The Oregon legislature adjourned its 2019 year-end session on June 30, passing hundreds of bills during the tumultuous final two days after many Republican members made national news for skipping several days of the session.
An overview follows of important new tax and nontax-related bills that will likely impact businesses operating in Oregon immediately and in the future.
Corporate Activity Tax
The most notable new bill is House Bill (HB) 3427, known as the Student Success Act, a bill that creates the Oregon corporate activity tax (CAT).
HB 3427 was signed into law by Governor Kate Brown on May 16, 2019. However, before the law can take effect, it’s possible enough signatures may be gathered for a proposed referendum. That said, this is highly unlikely because the Oregon manufacturers and commerce trade group announced it wouldn’t seek a referendum. That means another group would need to submit enough signatures by September 30, 2019, for a special election to occur. Should this happen, a public vote would be held on January 21, 2020.
Provided the CAT goes into effect, it’s expected to raise at least $1 billion in annual revenue. Businesses subject to the CAT will be taxed at a rate of 0.57% on taxable receipts less deductions. A taxpayer’s first $1 million of Oregon receipts will be exempt from the tax, but impacted taxpayers face a minimum tax of $250 and are also required to register for the tax when their Oregon receipts exceed $750,000.
For more in-depth information on HB 3427, read our recent Insight.
Potential Student Success Act Ballot Defeat
If the potential special election vote prevents the CAT from being implemented, Senate Bill (SB) 212 would effectively nullify other pieces of HB 3427 related to spending as well as the personal income tax rate reductions.
The bill, which was signed by Governor Brown on July 23, 2019, will apply if the CAT doesn’t become effective prior to March 1, 2020.
Paid Family Leave
Under HB 2005, workers will receive up to 12 weeks of paid time off, which they can also use to recuperate from serious illness or domestic violence, or care for newly adopted or foster children.
These efforts will be funded through a new tax paid for by employers and employees at a respective split rate of 60% and 40%. The payroll tax can’t exceed 1% and will be imposed on total wages up to $132,900. The actual rate will be set by the director of the Oregon Employment Department.
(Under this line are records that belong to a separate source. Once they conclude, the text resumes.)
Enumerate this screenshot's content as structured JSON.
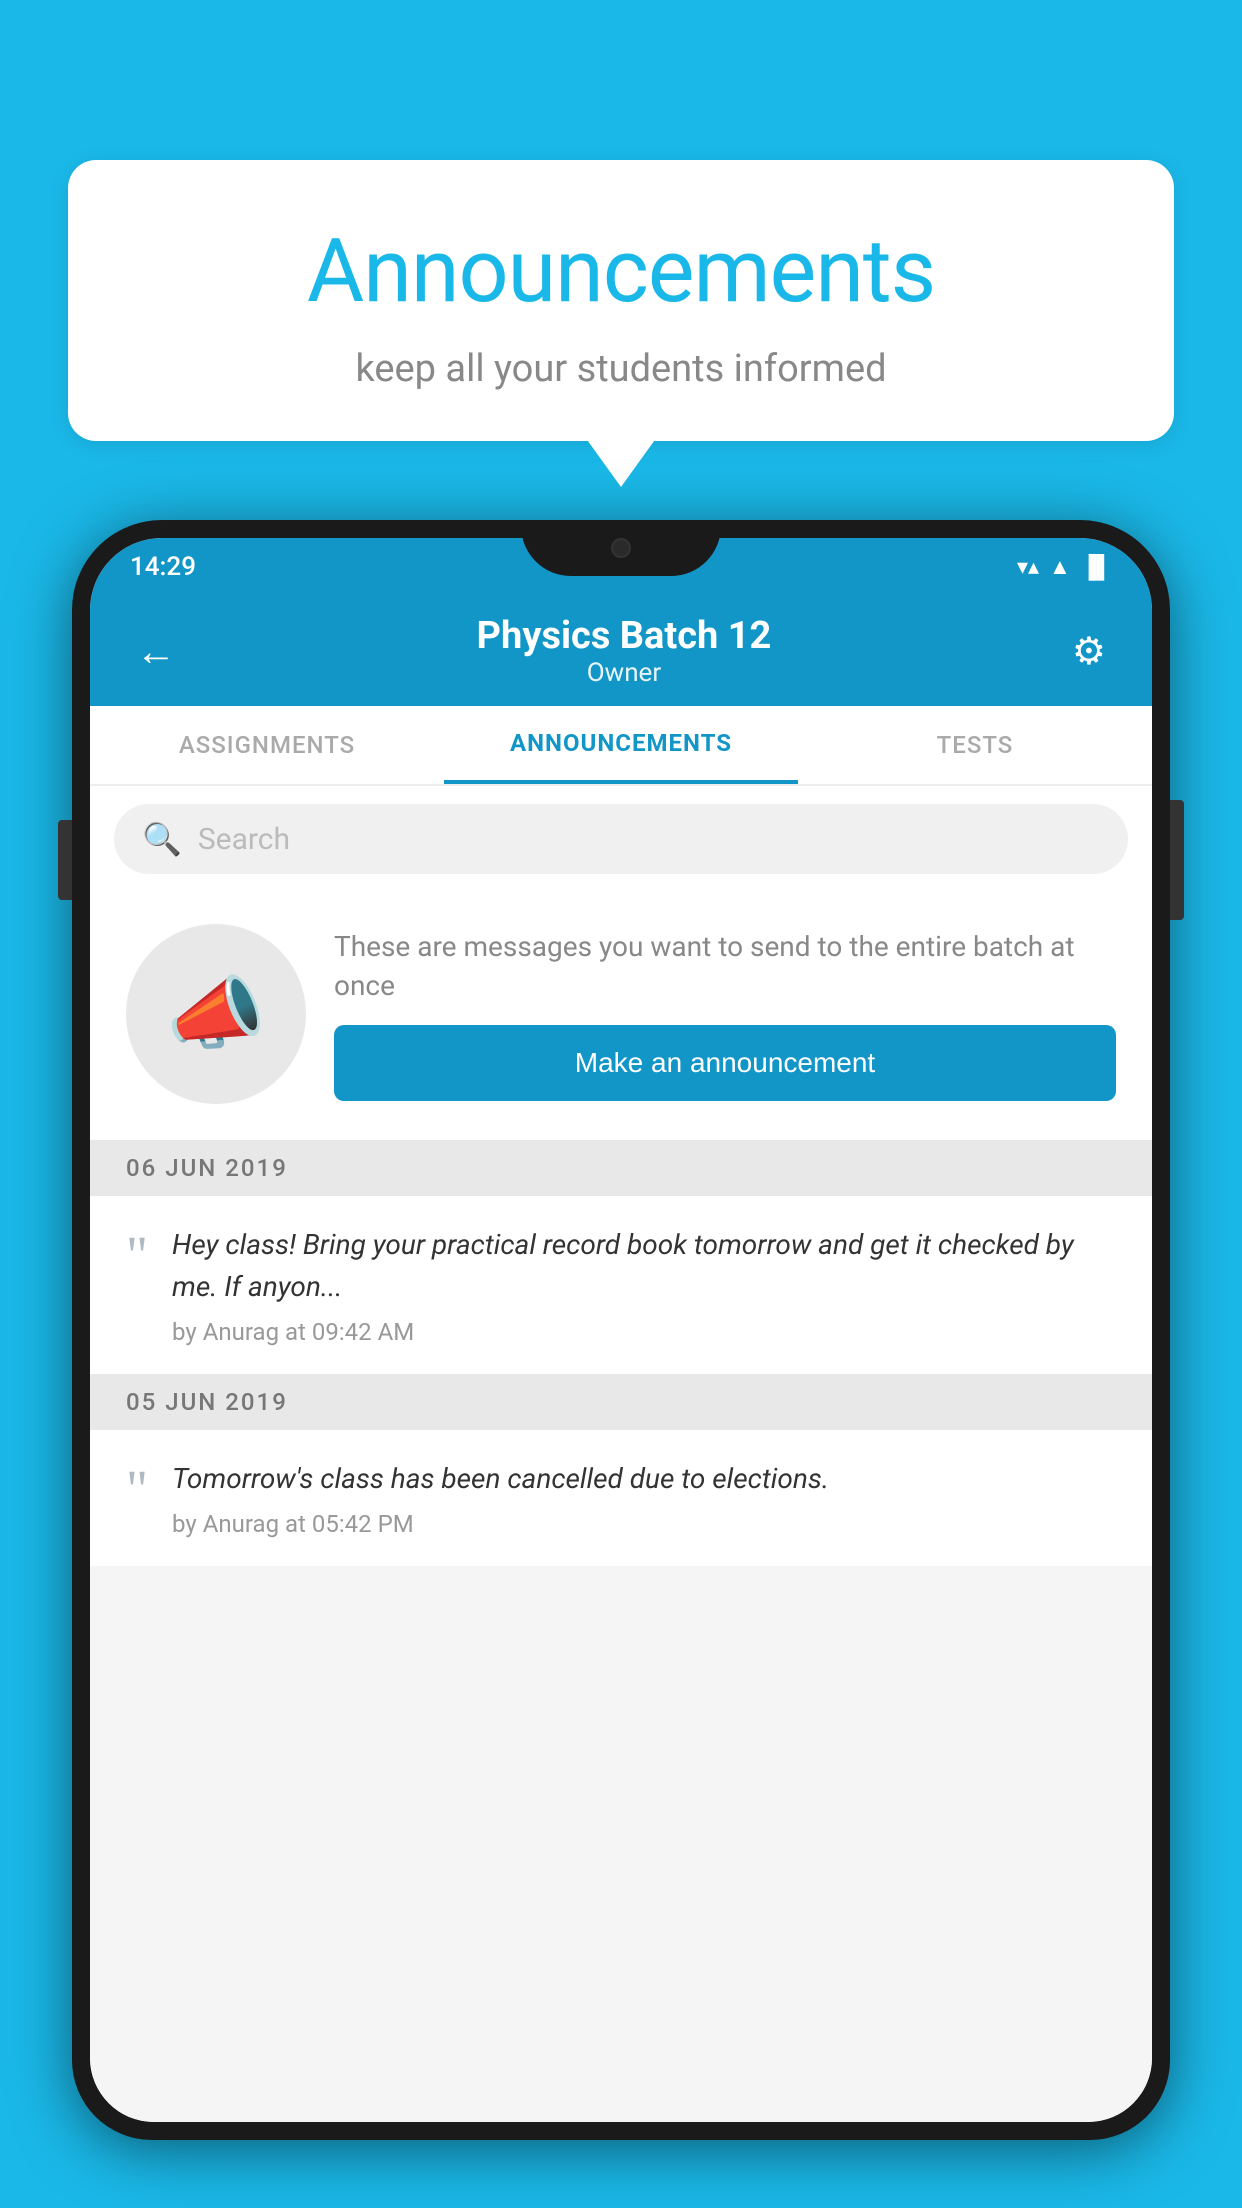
{
  "background_color": "#1ab8e8",
  "speech_bubble": {
    "title": "Announcements",
    "subtitle": "keep all your students informed"
  },
  "phone": {
    "status_bar": {
      "time": "14:29",
      "wifi": "▼",
      "signal": "▲",
      "battery": "▐"
    },
    "app_bar": {
      "back_label": "←",
      "title": "Physics Batch 12",
      "subtitle": "Owner",
      "settings_label": "⚙"
    },
    "tabs": [
      {
        "label": "ASSIGNMENTS",
        "active": false
      },
      {
        "label": "ANNOUNCEMENTS",
        "active": true
      },
      {
        "label": "TESTS",
        "active": false
      }
    ],
    "search": {
      "placeholder": "Search"
    },
    "promo": {
      "description": "These are messages you want to send to the entire batch at once",
      "button_label": "Make an announcement"
    },
    "announcements": [
      {
        "date": "06  JUN  2019",
        "text": "Hey class! Bring your practical record book tomorrow and get it checked by me. If anyon...",
        "meta": "by Anurag at 09:42 AM"
      },
      {
        "date": "05  JUN  2019",
        "text": "Tomorrow's class has been cancelled due to elections.",
        "meta": "by Anurag at 05:42 PM"
      }
    ]
  }
}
Employers that have existing plans or create a new plan may opt out of the fund by applying to the director of the Department of Education and paying a $250 fee to effectively self-insure themselves. However, the coverage and benefits must be equal to or greater than those provided under HB 2005.
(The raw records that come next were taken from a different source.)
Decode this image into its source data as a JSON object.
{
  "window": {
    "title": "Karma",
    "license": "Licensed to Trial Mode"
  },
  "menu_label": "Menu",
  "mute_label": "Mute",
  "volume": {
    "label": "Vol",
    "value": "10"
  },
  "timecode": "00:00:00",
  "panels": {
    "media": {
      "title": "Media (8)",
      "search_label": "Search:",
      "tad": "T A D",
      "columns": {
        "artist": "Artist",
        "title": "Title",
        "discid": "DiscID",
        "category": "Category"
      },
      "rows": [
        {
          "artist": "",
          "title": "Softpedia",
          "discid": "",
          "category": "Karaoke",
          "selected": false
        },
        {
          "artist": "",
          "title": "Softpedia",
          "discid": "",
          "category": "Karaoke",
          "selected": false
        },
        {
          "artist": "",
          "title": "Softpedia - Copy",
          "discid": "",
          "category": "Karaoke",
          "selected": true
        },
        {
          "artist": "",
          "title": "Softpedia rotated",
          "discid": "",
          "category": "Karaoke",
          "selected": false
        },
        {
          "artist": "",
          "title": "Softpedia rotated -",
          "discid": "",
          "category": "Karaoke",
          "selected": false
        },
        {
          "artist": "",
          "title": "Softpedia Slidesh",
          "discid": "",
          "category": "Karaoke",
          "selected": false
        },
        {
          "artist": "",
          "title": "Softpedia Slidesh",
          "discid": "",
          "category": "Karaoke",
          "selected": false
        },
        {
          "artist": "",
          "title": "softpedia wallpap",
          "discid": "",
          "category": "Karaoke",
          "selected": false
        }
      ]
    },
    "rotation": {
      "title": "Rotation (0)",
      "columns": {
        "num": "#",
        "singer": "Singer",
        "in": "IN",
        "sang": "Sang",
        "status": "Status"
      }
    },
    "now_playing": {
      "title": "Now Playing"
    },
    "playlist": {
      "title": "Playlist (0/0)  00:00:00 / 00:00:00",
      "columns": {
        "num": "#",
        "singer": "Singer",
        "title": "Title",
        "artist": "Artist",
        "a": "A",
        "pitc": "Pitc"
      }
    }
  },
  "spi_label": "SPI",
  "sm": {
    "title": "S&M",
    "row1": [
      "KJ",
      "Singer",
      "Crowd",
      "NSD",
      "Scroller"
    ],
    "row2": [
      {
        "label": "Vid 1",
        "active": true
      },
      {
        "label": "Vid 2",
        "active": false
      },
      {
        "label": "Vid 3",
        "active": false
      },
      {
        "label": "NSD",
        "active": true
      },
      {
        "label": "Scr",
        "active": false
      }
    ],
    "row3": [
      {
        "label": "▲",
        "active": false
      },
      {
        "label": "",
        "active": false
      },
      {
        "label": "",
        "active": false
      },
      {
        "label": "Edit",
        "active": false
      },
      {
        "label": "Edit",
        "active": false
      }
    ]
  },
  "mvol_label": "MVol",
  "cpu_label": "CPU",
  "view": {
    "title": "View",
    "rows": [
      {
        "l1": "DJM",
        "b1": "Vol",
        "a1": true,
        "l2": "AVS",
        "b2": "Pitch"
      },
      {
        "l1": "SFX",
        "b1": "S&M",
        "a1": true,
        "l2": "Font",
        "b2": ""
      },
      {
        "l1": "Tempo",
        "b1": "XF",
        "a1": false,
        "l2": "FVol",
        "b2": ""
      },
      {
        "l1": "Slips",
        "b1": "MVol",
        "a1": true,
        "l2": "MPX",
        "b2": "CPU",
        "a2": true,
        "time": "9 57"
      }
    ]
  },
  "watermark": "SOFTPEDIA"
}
This bill was signed into law by Governor Brown, and employers are required to start making contributions to the fund no later than January 1, 2022.
Personal Kicker Cut
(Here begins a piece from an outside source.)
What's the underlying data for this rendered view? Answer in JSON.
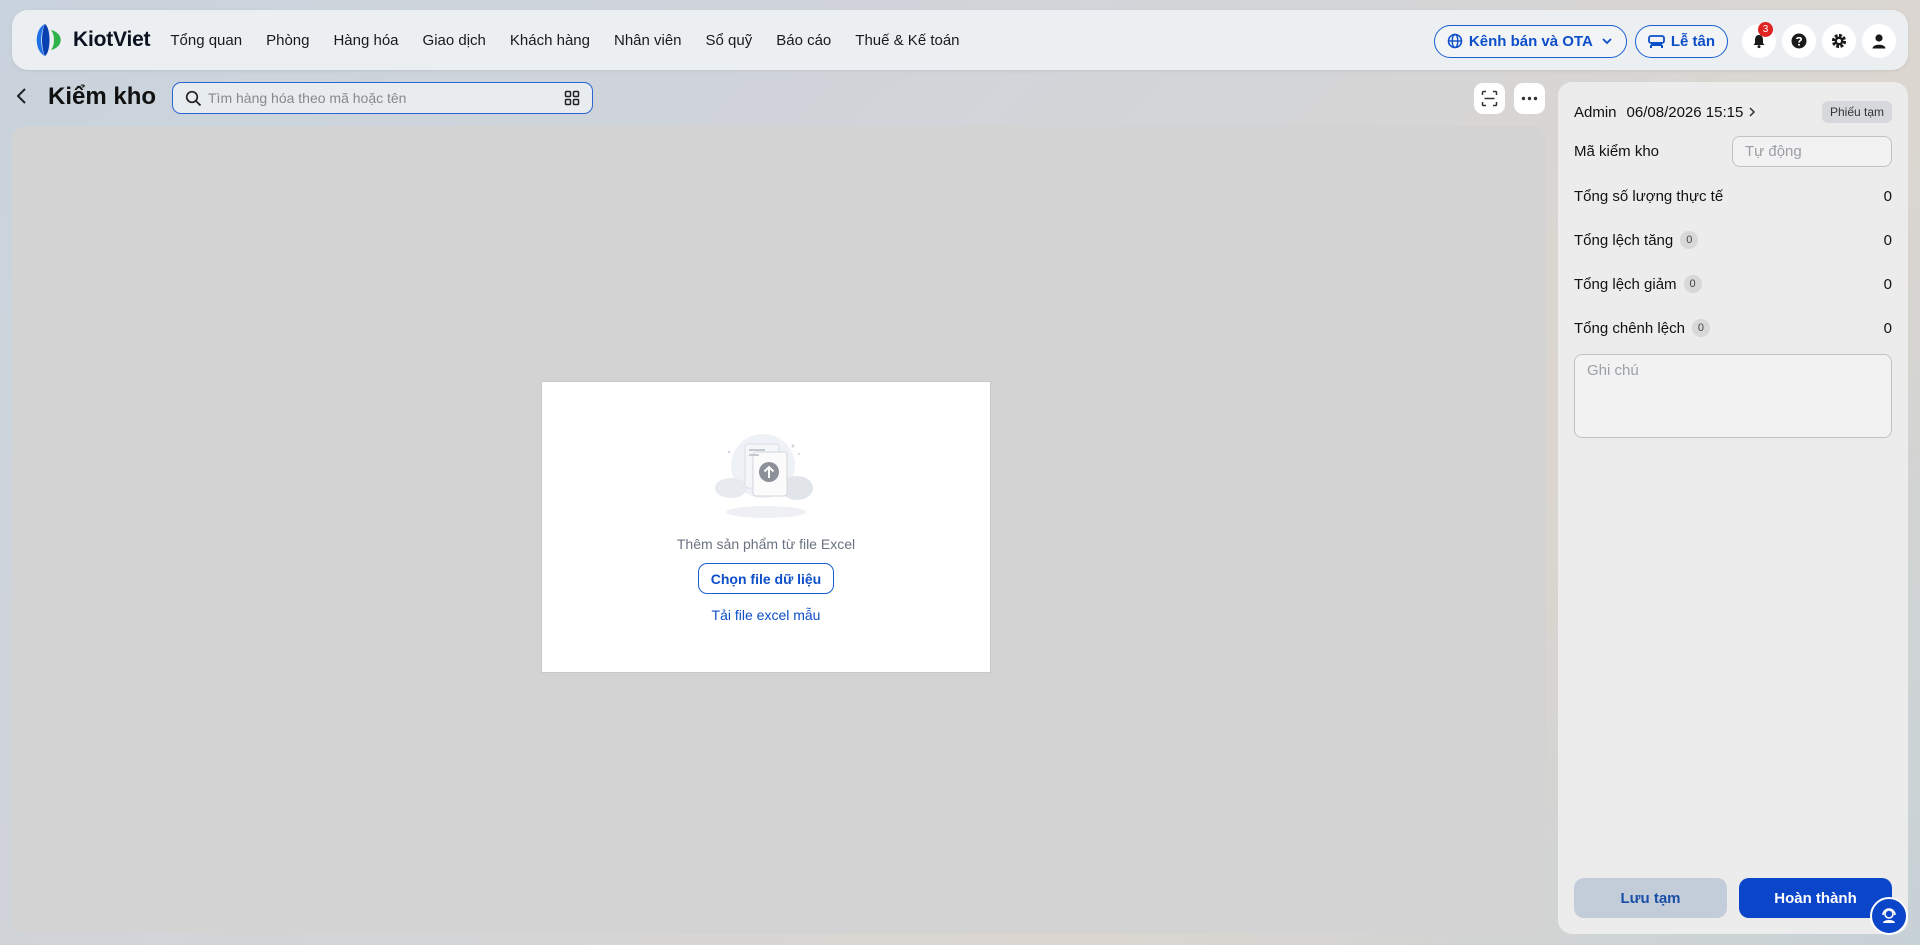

Current forecasts predict a rather large kicker will be paid to taxpayers when filing their 2019 tax returns. Some estimates reach as high as $748 million. Due to the passing of HB 2975, however, kicker refunds will be cut by approximately 14.5%, or $108 million.
This bill, which has been signed into law by Governor Brown, brings complications and controversy. That’s because reducing the kicker refund strips monies legally owed to taxpayers through creative tax bill and budget balancing tactics passed during the 2017 session.
Each session, the legislature updates Oregon’s conformity to the Internal Revenue Code (IRC).
SB 213, which has been signed into law by Governor Brown, now ties the calculation of federal taxable income for the starting point in calculating Oregon taxable income to December 31, 2018.
Global Intangible Low-Taxed Income
SB 851, which was signed by Governor Brown on July 15, 2019, treats global intangible low-taxed income (GILTI) as a foreign dividend and requires an addback for the IRC Section 250 GILTI deduction. A 70% or 80% state-level dividends received deduction (DRD) would then be provided.
The bill also retroactively updates the reference to IRC Section 965 to January 1, 2017. In doing so, the bill makes it clear that a taxpayer can’t take a state-level DRD for the 100% deduction for foreign-source dividend income provided in IRC Section 245A.
Public Employees Retirement System Reform
Oregon has a very storied public employees retirement system (PERS) funding shortfall. SB 1049 is a step towards addressing the funding shortfall, albeit a small one. The bill, which was signed into law by Governor Brown, includes controversial employee cost-sharing provisions that redirect a portion of the retirement contributions employees make today to a supplemental savings plan that’s similar to a 401k.
Instead, some of those contributions—2.5% of pay for employees hired before August 28, 2003, and 0.75% of pay for employees hired after that date—will go into an account that will support pension benefits.
The bill also increases the minimum payout schedule from eight to 10 years. Between the two changes, the bill will save approximately $3 billion of PERS funding contributions.
We’re Here to Help
Each of these bills has its own complications and will impact every industry differently. To learn more about the impact of Oregon’s newest laws and how these changes may affect your business, contact your Moss Adams professional or email us at email@example.com.